Among the records below, find the lines with the word "this" and copy them.

DATASET EXTRACT:
══════════════════════════════

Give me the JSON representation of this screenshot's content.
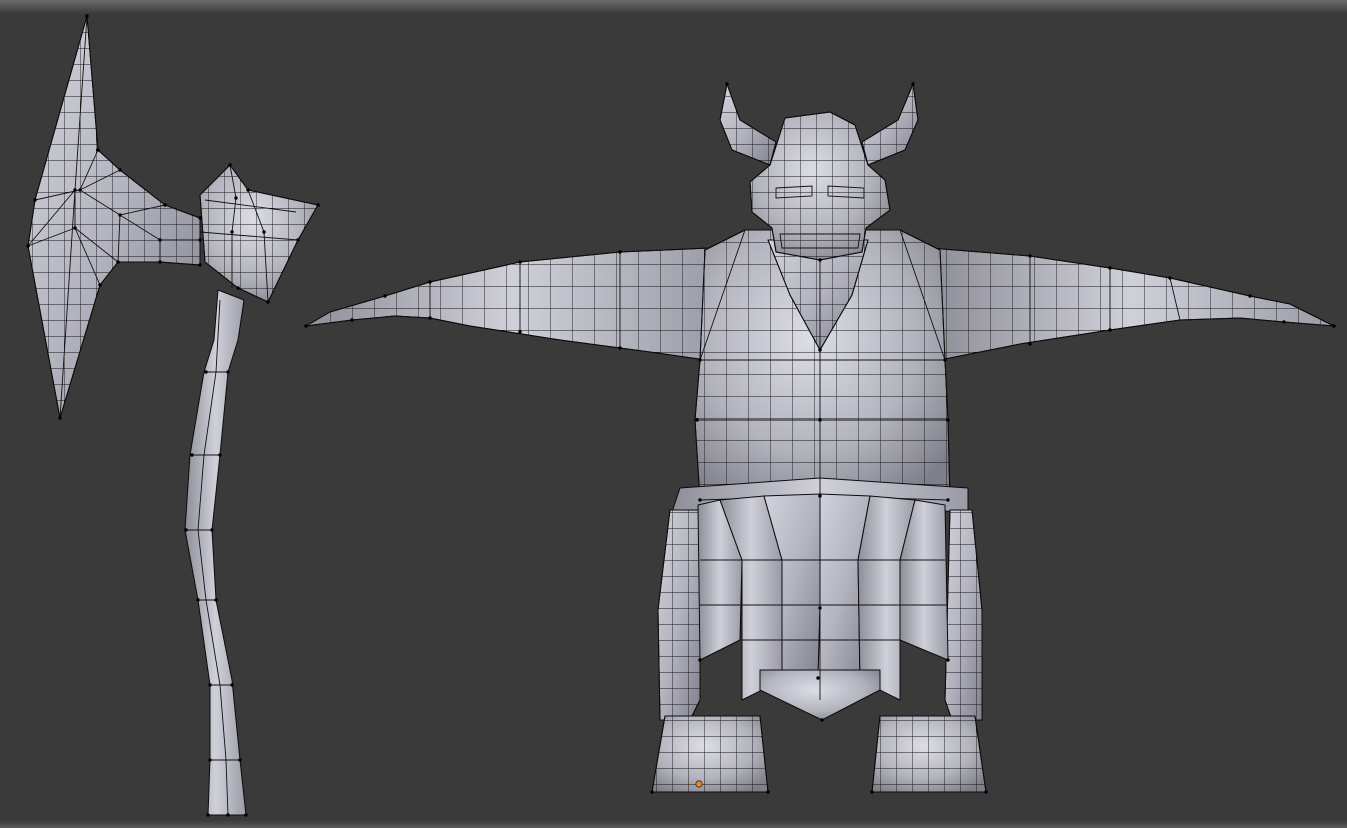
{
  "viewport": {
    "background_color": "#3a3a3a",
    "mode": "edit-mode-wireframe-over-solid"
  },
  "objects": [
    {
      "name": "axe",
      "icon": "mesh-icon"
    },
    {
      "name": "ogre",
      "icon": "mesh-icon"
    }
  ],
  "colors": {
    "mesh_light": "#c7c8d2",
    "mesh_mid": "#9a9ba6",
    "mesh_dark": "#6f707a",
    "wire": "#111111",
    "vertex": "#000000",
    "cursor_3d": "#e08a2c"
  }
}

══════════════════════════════

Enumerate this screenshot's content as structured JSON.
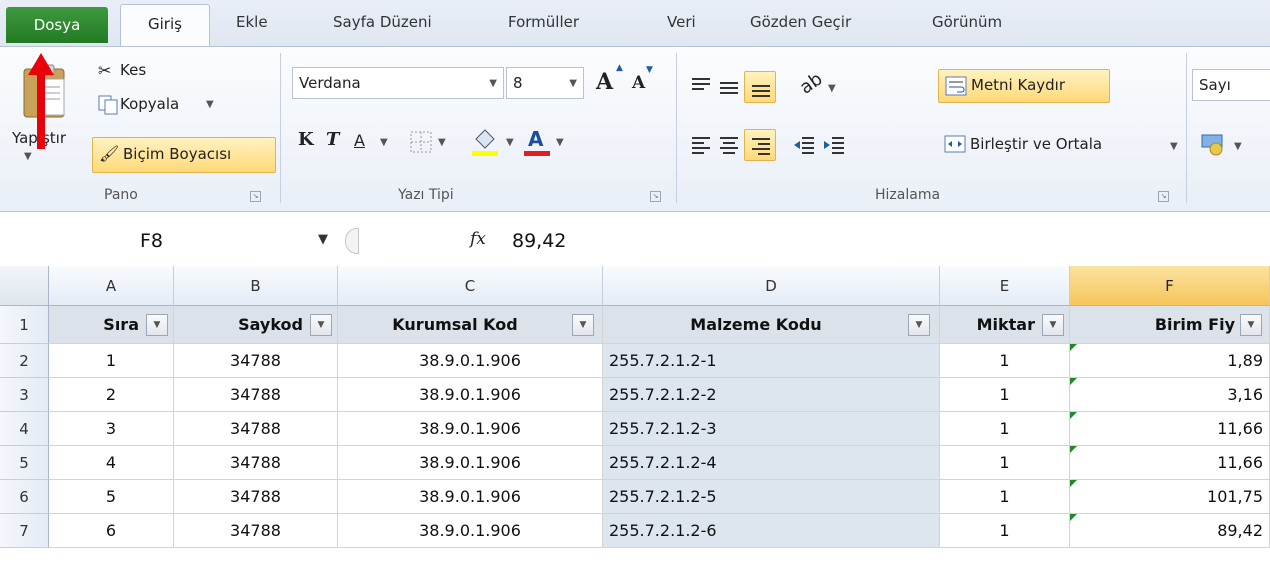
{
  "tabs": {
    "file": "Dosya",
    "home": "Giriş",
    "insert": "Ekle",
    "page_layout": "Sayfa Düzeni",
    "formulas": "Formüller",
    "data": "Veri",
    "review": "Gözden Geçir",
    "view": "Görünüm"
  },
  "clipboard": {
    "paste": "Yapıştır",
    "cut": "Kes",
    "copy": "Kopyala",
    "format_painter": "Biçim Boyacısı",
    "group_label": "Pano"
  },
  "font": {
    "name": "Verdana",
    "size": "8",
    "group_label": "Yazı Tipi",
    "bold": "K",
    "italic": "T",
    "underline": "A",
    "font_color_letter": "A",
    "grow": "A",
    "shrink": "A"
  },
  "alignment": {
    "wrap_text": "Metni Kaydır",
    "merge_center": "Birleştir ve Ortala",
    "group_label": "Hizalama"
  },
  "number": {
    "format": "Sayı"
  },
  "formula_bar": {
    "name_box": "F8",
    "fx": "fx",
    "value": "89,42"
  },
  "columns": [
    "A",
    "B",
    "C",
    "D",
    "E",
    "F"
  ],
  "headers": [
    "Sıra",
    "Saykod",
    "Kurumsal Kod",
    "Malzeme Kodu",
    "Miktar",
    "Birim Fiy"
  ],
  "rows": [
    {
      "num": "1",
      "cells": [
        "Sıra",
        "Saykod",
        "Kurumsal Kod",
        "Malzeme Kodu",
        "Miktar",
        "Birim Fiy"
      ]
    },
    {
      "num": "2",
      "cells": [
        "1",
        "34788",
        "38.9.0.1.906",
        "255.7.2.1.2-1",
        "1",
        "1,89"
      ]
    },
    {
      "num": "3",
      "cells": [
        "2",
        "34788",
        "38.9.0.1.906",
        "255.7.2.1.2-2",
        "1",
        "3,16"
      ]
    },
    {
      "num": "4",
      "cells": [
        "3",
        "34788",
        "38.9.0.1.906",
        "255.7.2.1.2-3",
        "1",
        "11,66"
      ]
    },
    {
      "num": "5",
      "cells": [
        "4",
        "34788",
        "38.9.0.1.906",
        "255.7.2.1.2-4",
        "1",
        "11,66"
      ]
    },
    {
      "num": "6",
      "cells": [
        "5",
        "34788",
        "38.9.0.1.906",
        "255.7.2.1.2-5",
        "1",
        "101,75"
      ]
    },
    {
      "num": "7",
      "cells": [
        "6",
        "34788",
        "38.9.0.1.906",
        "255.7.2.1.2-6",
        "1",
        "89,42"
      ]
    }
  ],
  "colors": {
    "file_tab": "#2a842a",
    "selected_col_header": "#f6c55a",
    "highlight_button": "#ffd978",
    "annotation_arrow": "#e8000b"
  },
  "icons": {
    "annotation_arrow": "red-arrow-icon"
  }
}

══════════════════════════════

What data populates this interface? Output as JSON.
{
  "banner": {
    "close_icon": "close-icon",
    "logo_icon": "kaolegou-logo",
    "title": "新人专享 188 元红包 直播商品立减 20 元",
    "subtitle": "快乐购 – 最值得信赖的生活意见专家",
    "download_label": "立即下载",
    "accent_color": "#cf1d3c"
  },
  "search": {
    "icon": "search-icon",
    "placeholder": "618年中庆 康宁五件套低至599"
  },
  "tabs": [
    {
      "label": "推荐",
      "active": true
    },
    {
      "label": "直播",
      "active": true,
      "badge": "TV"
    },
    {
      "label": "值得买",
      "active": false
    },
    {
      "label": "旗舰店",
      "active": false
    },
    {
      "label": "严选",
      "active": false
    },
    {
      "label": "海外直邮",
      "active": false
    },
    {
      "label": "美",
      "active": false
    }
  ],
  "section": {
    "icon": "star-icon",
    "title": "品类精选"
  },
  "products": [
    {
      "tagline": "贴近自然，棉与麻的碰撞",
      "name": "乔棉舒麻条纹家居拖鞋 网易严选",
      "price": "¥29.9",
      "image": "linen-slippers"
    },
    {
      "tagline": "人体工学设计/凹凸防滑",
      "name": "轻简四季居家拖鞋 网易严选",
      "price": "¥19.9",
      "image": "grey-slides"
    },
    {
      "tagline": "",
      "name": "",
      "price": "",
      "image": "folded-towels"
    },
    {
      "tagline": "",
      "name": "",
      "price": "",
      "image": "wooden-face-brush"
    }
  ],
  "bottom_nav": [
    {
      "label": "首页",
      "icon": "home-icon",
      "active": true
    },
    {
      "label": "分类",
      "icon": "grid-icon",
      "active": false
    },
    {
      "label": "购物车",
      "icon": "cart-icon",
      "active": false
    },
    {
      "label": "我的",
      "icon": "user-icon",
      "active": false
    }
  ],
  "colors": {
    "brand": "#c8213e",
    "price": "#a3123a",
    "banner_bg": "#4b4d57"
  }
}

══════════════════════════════

WRITTEN RESPONSE:
Give me the JSON representation of this screenshot's content.
Enumerate this screenshot's content as structured JSON.
What data populates this interface? Output as JSON.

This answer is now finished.